Oh gods. How terrifying! How anarchic! How frightening!
Voters actually asking that duly elected representatives represent their constituents and listen to the opinions of said constituents rather than obeying their corporate masters without question!
The End Of The World (According To Rupert) Is Nigh.
Why, anyone would think the USA was a representative democracy, rather than a corporate oligarchy. And we all know that isn't the case...
More seriously and less sarcastically, I'd argue that anything Mr Murdoch publicly supports as a Good Idea these days is probably the option which is more likely to reduce the general public's freedom of speech and expression and increase the gatekeeping role of his family's media empire. News Corporation makes most of its money through being a media gatekeeper, through deciding who gets to be heard publicly, deciding which topics are "serious" and which aren't, and selling more and more advertising space surrounding the scant speech they're permitting through the gates these days.
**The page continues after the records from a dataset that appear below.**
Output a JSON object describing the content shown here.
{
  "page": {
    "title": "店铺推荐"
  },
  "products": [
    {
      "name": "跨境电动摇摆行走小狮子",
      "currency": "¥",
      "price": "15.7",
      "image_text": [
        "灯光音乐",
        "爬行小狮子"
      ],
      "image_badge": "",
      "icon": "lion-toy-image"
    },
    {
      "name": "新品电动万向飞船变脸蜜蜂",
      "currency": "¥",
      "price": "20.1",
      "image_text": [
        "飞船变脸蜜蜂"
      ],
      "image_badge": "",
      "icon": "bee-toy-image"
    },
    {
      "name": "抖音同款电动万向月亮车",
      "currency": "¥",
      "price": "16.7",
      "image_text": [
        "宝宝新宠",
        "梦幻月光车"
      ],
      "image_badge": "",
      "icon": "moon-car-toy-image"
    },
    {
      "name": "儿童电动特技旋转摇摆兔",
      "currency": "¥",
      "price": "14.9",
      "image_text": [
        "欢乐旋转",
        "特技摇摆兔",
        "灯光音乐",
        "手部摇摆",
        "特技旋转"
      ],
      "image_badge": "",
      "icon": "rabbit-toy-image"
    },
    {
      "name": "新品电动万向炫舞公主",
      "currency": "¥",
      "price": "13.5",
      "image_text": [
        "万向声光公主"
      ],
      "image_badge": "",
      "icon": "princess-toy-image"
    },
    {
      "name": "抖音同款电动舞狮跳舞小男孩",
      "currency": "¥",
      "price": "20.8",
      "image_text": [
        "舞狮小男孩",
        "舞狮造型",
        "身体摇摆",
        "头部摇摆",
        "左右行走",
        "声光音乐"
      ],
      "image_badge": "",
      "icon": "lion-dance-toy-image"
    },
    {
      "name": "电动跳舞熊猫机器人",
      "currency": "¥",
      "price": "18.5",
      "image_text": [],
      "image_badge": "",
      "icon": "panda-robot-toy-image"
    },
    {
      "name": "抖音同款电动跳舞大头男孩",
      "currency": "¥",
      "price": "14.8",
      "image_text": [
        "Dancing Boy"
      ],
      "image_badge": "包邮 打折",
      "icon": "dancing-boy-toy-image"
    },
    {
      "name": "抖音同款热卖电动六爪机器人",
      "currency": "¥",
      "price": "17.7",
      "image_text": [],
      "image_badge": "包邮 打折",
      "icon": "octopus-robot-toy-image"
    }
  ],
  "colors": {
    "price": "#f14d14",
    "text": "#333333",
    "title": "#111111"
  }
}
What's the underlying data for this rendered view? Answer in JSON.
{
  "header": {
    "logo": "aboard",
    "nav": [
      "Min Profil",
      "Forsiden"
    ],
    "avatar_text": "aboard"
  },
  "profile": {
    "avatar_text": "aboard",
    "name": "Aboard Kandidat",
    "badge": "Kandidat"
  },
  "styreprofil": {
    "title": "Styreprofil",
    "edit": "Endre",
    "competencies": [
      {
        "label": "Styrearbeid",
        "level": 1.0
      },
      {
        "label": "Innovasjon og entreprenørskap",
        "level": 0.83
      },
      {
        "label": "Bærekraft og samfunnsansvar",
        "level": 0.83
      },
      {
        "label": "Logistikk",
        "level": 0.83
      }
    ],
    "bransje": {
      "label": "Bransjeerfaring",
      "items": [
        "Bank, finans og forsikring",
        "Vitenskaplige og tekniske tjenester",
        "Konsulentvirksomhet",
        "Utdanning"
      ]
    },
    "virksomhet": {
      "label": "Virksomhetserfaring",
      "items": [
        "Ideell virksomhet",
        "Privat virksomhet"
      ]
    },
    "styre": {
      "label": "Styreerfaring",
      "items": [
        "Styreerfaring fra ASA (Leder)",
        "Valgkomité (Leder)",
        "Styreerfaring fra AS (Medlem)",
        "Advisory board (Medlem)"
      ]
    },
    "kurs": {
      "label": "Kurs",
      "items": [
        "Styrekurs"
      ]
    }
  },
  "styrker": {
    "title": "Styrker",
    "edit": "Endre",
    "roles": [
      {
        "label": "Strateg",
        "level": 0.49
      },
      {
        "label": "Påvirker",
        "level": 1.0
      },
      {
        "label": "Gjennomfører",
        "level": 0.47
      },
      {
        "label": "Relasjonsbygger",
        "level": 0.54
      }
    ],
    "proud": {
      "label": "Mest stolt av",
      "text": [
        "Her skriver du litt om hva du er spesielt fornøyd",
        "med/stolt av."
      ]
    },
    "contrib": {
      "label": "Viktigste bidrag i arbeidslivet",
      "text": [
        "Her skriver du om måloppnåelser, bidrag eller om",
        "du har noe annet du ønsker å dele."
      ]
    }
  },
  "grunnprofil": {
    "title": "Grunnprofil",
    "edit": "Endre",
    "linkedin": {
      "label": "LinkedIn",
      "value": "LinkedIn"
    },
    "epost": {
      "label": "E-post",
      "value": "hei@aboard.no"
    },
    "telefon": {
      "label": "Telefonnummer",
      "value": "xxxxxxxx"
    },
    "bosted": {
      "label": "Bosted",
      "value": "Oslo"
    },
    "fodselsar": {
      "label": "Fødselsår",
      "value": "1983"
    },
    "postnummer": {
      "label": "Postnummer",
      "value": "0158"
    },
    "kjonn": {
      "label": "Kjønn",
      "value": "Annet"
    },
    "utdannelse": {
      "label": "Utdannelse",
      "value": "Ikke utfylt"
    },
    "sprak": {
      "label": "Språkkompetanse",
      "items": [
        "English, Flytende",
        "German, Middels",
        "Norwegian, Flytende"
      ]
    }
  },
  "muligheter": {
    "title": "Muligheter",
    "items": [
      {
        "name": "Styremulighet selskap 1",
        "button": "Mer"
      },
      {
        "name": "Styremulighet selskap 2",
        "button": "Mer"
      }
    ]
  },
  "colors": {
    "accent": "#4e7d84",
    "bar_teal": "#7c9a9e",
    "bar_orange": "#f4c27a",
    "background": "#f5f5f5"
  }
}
To Mr Murdoch's family corporation, I'm nothing more than a set of eyeballs, a bundle of demographic information (the most important piece of which is "how much discretionary income do I control?") and a wallet to be raided.
Unfortunately for Mr Murdoch and News Corporation, I tend to think of myself as a person, with opinions, tastes, preferences, and values, and as a being with more intrinsic worth than just my demographics and my income. I gave up on their products years ago, when I realised I wasn't going to find anything I considered interesting amongst them. I switched off the television, I stopped buying newspapers, I stopped listening to the radio, I stopped going to the movies, I stopped buying mass market magazines (my preferences are found more in the special interest areas these days) and I stopped attempting to participate in "popular" culture. Which means I've pretty much removed myself from their ambit.
I don't depend on News Corporation or Fox for my entertainment needs. I don't need to wait for the latest thing from Hollywood. I'm not hanging out to hear the latest "celebrity" gossip. I haven't spent money on new music CDs in months (and the last ones I bought were a couple of cheapish compilations from the service station nearest the university I attend). I'm choosy about my books and my magazine purchases. And I can afford all of this because I have the internet to supply a lot of the needs I have for text related materials, for entertainment, for news and for opinion fodder - and not much of what I'm reading online is curated and gatekept in the way Mr Murdoch would prefer.
I get my news via RSS feeds from the Australian Broadcasting Corporation, Pressenza, and Human Wrongs Watch. I get my community information via RSS from Shakesville, Hoyden About Town, Making Light, and a few other blogs I like. I don't use Facebook, or Google Plus; I've never seen the point of "web portals" when the bookmarks bar in Firefox works just fine, and my Twitter account is used very rarely. I blog on Dreamwidth (because they allow me to crosspost to my InsaneJournal, and they don't regard me as a source of content to use to sell advertising space - something which is positively refreshing these days).
This entry was originally posted at http://megpie71.dreamwidth.org/24971.htm